- _Description of the task_: Among the records, which lines include "value"? List them.

- _Given data_:
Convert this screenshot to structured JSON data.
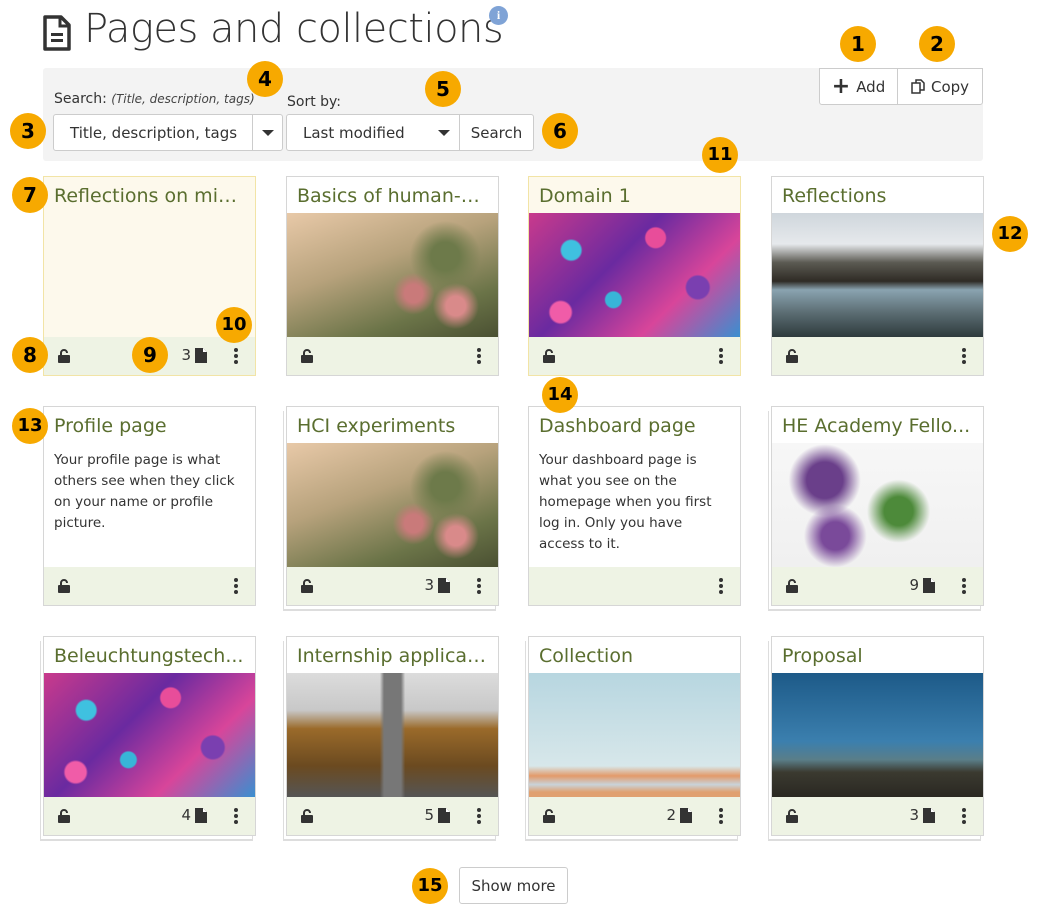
{
  "header": {
    "title": "Pages and collections",
    "page_icon": "file-text-icon",
    "info_icon": "info-icon"
  },
  "toolbar": {
    "add_label": "Add",
    "copy_label": "Copy"
  },
  "search": {
    "label": "Search:",
    "hint": "(Title, description, tags)",
    "selected": "Title, description, tags"
  },
  "sort": {
    "label": "Sort by:",
    "selected": "Last modified",
    "search_button": "Search"
  },
  "cards": [
    {
      "title": "Reflections on mic...",
      "style": "highlight",
      "count": "3",
      "collection": false
    },
    {
      "title": "Basics of human-c...",
      "image": "flowers",
      "count": "",
      "collection": false
    },
    {
      "title": "Domain 1",
      "style": "highlight",
      "image": "sprinkles",
      "count": "",
      "collection": false
    },
    {
      "title": "Reflections",
      "image": "mountains",
      "count": "",
      "collection": false
    },
    {
      "title": "Profile page",
      "description": "Your profile page is what others see when they click on your name or profile picture.",
      "count": "",
      "collection": false
    },
    {
      "title": "HCI experiments",
      "image": "flowers",
      "count": "3",
      "collection": true
    },
    {
      "title": "Dashboard page",
      "description": "Your dashboard page is what you see on the homepage when you first log in. Only you have access to it.",
      "count": "",
      "collection": false,
      "nolock": true
    },
    {
      "title": "HE Academy Fello...",
      "image": "lilac",
      "count": "9",
      "collection": true
    },
    {
      "title": "Beleuchtungstech...",
      "image": "sprinkles",
      "count": "4",
      "collection": true
    },
    {
      "title": "Internship applicat...",
      "image": "road",
      "count": "5",
      "collection": true
    },
    {
      "title": "Collection",
      "image": "sky",
      "count": "2",
      "collection": true
    },
    {
      "title": "Proposal",
      "image": "field",
      "count": "3",
      "collection": true
    }
  ],
  "show_more": "Show more",
  "badges": [
    "1",
    "2",
    "3",
    "4",
    "5",
    "6",
    "7",
    "8",
    "9",
    "10",
    "11",
    "12",
    "13",
    "14",
    "15"
  ],
  "colors": {
    "accent_badge": "#f7a900",
    "card_title": "#5a6e2f",
    "footer": "#eef3e4",
    "highlight": "#fdf9ec"
  }
}
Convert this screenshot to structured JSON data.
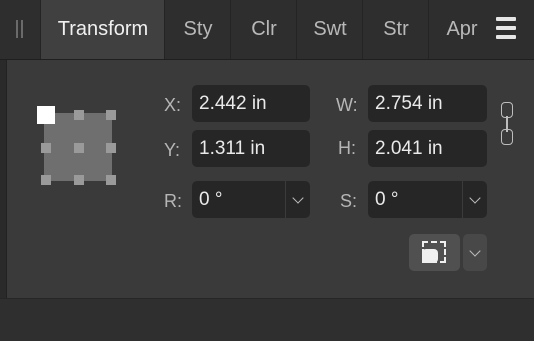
{
  "tabs": [
    {
      "label": "Transform",
      "active": true
    },
    {
      "label": "Sty",
      "active": false
    },
    {
      "label": "Clr",
      "active": false
    },
    {
      "label": "Swt",
      "active": false
    },
    {
      "label": "Str",
      "active": false
    },
    {
      "label": "Apr",
      "active": false
    }
  ],
  "fields": {
    "x": {
      "label": "X:",
      "value": "2.442 in"
    },
    "y": {
      "label": "Y:",
      "value": "1.311 in"
    },
    "w": {
      "label": "W:",
      "value": "2.754 in"
    },
    "h": {
      "label": "H:",
      "value": "2.041 in"
    },
    "r": {
      "label": "R:",
      "value": "0 °"
    },
    "s": {
      "label": "S:",
      "value": "0 °"
    }
  },
  "icons": {
    "panel_grip": "grip-icon",
    "menu": "hamburger-menu-icon",
    "link": "link-aspect-icon",
    "anchor": "anchor-point-selector",
    "transform_origin": "transform-origin-icon",
    "dropdown": "chevron-down-icon"
  },
  "anchor": {
    "selected": "top-left"
  },
  "colors": {
    "panel_bg": "#3a3a3a",
    "field_bg": "#262626",
    "active_tab_bg": "#404040",
    "text": "#eaeaea"
  }
}
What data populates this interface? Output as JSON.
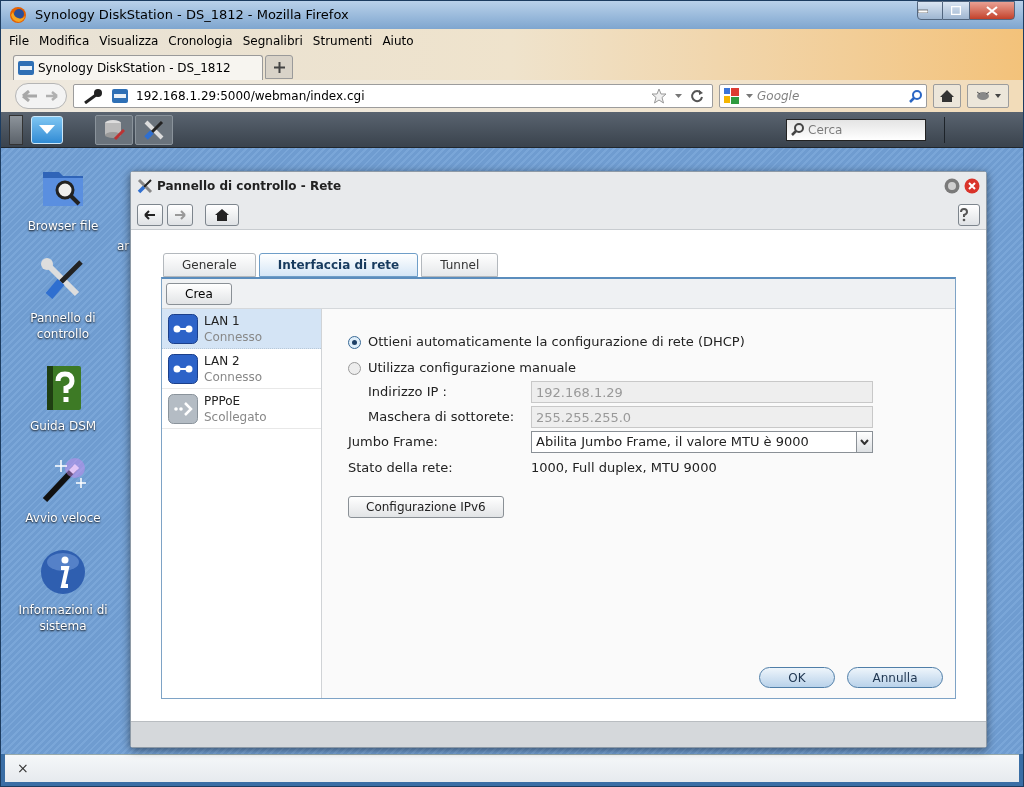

- _Answer below_:
      "value": "2.442 in"
      "value": "1.311 in"
      "value": "2.754 in"
      "value": "2.041 in"
      "value": "0 °"
      "value": "0 °"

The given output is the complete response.